By Michael J. Burleigh
In a recent decision, Sonos v. Google, Judge Alsup of the Northern District of California cast doubt on the commonly employed patent prosecution strategy of keeping at least one continuation application alive for years and pursuing specific portions of the originally disclosed subject matter as it becomes relevant in the marketplace. In the decision, Judge Alsup found Sonos’s asserted patents to be unenforceable under the equitable affirmative defense of prosecution laches.
To prove prosecution laches as a defense to patent infringement, an accused infringer must show: (1) the patent holder’s delay in prosecution was unreasonable and inexcusable under the totality of circumstances; and (2) the accused infringer suffered prejudice attributable to the delay. Cancer Rsch. Tech. Ltd. v. Barr Lab’ys, Inc., 625 F.3d 724, 728 (Fed. Cir. 2010). Accordingly, the doctrine of prosecution laches puts an additional, equitable burden on prosecution conduct beyond those imposed by statute or regulation.
Sonos emphasized at trial that each application in the string of continuations had been diligently prosecuted, but to no avail. The Court cast this aside and instead focused on the total time period from earliest priority date to issuance, ruling that “the patents issued after an unreasonable, inexcusable, and prejudicial delay of over thirteen years by the patent holder, Sonos, Inc.” (emphasis in original). Judge Alsup opined that “this was not a case of an inventor leading the industry to something new. This was a case of the industry leading with something new and, only then, an inventor coming out of the woodwork to say that he had come up with the idea first — wringing fresh claims to read on a competitor’s products from an ancient application.” Sonos Inc. v. Google LLC, 20-06754 WHA, 2023 WL 6542320 (N.D. Cal. Oct. 6, 2023).

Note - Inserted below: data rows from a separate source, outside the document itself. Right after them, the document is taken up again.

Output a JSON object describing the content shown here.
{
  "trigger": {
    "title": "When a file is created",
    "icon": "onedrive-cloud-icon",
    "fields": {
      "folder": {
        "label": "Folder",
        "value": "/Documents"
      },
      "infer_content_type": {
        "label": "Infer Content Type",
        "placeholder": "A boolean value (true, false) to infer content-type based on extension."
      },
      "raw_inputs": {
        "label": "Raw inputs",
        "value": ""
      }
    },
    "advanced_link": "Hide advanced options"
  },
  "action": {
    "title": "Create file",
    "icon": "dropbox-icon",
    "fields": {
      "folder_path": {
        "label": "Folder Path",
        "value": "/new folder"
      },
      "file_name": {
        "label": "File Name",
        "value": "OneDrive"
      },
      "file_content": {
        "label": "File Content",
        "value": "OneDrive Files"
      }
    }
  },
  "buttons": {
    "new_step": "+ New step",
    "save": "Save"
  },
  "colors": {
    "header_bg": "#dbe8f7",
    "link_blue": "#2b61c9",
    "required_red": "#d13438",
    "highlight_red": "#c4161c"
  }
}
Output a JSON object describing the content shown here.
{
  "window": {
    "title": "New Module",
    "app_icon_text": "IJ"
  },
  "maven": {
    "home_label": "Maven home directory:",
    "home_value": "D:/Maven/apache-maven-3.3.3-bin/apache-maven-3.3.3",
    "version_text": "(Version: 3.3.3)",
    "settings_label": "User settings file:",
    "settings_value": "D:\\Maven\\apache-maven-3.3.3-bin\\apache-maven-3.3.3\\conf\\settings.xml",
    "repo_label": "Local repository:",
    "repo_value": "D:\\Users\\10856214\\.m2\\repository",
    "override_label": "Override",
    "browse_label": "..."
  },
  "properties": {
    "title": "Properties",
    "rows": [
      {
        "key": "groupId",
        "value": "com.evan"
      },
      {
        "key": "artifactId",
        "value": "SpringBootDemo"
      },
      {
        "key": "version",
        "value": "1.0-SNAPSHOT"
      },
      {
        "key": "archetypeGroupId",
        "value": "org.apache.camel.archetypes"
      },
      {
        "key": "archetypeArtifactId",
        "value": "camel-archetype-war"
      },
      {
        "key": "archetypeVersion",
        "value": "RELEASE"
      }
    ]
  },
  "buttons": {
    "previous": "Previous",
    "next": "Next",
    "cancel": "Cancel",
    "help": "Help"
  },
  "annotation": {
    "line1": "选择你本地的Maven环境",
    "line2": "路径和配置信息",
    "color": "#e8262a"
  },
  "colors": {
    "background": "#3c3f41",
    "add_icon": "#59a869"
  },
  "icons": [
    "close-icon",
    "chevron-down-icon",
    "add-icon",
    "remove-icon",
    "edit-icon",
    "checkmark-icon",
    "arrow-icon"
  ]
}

Given the players and the amount in controversy, it seems very likely that this decision will be appealed. In a glimmer of hope for the continued viability of the serial continuation prosecution strategy, perhaps this decision could be recast as centering around the new matter issues that arose at trial. In addition to the thirteen year period between the first priority date and the issuance of the patents at issue, it became clear at trial that key portions of the specification that had been relied upon as support for the claims at issue had been added to the specification upon filing the continuation applications in 2019, under the guise of incorporation by reference of an appendix to the original provisional application. The appendix described a prior art system that also belonged to Sonos. However, it was uncovered at trial that the key subject matter had been removed from the appendix prior to the filing of the provisional. “Why did Sonos omit this language?” Judge Alsup asks rhetorically in the order. “Sonos, no doubt, saw the risk that its own product — the Sonos 2005 prior art system, released in January 2005 — would have served as invalidating prior art,” is the answer Judge Alsup gives. Thus, in addition to ruling that the patents were unenforceable under patent laches, the Court ruled the patents invalid on account of new matter. A ruling from the Federal Circuit emphasizing the new matter issue and de-emphasizing the patent laches issue might go a long way to clearing up the clouds of uncertainty gathering over the serial continuation strategy.
We will continue to follow this issue as it unfolds.